Reform advocates declared victory today after Wisconsin agreed to shutter two troubled detention centers and take steps advocates hope will drag its juvenile justice system into the 21st century.
Wisconsin Gov. Scott Walker announced today that his administration will close the Lincoln Hills School for Boys and the Copper Lake School for Girls and build at least five new detention centers that will “align with nationally recognized best practices.”
The two correctional facilities had become for many juvenile justice advocates the symbol of everything that could go wrong in a state system, with allegations of overcrowding, systemic abuse and near-Victorian squalor over nearly a decade.

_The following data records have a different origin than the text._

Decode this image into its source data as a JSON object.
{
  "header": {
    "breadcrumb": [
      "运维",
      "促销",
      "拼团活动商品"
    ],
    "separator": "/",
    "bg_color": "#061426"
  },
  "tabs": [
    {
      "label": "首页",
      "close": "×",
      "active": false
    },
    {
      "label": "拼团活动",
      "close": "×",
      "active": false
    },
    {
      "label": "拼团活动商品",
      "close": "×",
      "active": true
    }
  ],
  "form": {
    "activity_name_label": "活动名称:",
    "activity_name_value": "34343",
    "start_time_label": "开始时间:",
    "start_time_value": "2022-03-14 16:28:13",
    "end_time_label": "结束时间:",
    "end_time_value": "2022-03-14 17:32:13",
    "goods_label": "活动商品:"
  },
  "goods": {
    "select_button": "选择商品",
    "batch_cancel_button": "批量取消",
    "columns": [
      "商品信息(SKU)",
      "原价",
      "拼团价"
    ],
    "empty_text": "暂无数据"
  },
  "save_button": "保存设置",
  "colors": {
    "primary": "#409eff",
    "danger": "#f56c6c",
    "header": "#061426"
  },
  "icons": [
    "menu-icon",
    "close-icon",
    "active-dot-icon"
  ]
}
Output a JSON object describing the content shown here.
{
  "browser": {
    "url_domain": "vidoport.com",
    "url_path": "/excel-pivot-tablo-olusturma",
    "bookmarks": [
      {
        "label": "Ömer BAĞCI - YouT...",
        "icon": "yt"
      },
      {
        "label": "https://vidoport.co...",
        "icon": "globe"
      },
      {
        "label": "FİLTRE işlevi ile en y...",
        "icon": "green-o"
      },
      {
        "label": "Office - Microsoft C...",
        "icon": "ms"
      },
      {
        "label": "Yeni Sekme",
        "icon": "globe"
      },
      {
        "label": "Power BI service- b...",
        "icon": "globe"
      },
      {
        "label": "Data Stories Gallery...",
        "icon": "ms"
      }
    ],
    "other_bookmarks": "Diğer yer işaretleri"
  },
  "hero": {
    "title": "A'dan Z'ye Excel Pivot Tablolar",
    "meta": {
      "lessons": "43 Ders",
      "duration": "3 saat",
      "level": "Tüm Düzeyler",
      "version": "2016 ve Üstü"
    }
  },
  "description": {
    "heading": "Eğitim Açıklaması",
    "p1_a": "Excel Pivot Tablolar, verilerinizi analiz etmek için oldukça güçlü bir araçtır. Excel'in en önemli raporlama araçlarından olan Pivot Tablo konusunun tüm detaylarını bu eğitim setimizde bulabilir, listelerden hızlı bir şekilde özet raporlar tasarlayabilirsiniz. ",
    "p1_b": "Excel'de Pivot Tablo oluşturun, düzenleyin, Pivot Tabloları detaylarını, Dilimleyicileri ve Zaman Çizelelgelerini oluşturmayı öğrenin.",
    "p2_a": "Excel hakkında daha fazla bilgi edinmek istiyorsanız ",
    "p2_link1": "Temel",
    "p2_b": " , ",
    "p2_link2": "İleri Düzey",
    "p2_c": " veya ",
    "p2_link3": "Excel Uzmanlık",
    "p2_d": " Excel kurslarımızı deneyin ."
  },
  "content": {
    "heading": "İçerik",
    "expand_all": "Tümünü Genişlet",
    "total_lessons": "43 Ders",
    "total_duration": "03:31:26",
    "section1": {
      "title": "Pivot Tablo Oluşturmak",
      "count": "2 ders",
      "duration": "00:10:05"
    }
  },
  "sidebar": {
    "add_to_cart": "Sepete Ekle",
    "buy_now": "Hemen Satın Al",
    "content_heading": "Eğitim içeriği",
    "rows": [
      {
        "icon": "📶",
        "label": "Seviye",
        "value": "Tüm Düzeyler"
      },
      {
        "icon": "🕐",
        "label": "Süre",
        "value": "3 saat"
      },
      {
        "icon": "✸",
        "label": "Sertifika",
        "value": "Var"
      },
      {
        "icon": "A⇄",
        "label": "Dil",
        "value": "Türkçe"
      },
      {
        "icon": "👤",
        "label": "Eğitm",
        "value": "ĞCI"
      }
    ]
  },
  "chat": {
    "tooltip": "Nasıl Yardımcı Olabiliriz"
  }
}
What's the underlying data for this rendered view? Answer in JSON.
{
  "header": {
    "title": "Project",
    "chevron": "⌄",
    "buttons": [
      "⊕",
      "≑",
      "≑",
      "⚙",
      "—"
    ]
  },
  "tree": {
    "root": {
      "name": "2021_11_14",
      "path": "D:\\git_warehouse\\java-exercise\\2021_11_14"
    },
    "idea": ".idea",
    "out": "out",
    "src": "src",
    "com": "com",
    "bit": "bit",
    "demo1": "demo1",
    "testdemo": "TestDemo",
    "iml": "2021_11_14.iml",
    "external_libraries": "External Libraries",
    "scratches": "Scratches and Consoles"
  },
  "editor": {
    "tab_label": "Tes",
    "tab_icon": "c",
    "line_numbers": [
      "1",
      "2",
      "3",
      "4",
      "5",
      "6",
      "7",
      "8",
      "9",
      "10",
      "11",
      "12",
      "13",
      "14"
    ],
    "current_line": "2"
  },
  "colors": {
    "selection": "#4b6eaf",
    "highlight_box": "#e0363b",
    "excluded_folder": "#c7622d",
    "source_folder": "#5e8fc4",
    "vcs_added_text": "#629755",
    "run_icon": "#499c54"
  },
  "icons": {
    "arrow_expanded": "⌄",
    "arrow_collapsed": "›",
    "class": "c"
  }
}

Wisconsin will spend some $80 million to build new centers and to train staff properly. The move comes on the heels of a nearly year-old federal lawsuit brought by reform advocates.
“This is good for the kids, it’s good for the state and it’s good for juvenile justice everywhere,” said Asma Kadri, ACLU of Wisconsin staff attorney. “This is a process started by the state that will help children recover from their mistakes.”
Under the terms set forth in the announcement, Wisconsin officials will:
- Build and staff five regional detention centers, with a maximum of 36 beds each, across the state;
- Staff those centers in ratios “consistent with the requirements in the Prison Rape Elimination Act”;
- Expand treatment for youthful detainees with mental health programs, including creating a mental health center for women and girls; and
- Work with state and local officials to make sure that new detention centers are accessible but also safely distant from one another (Lincoln Hills and Copper Lakes were both in rural, northwest Wisconsin, while most of its detainees were from Milwaukee, in the state’s southeast corner).
Troubles began around 2010, after state officials slashed the juvenile corrections budget, closed several centers and packed detainees into Lincoln Hills and Copper Lake.
Reform advocates made clear that their work isn’t done. While agreeing to broader terms, state officials still haven’t agreed to any timeline on implementing promised reforms, Kadri said.
“I think this is the first and one of the most important steps,” Kadri said. “It’s going to bring Wisconsin up to par with some of the modern models. But this fight is not over.”
This story has been corrected to reflect the fact that the lawsuit is not settled.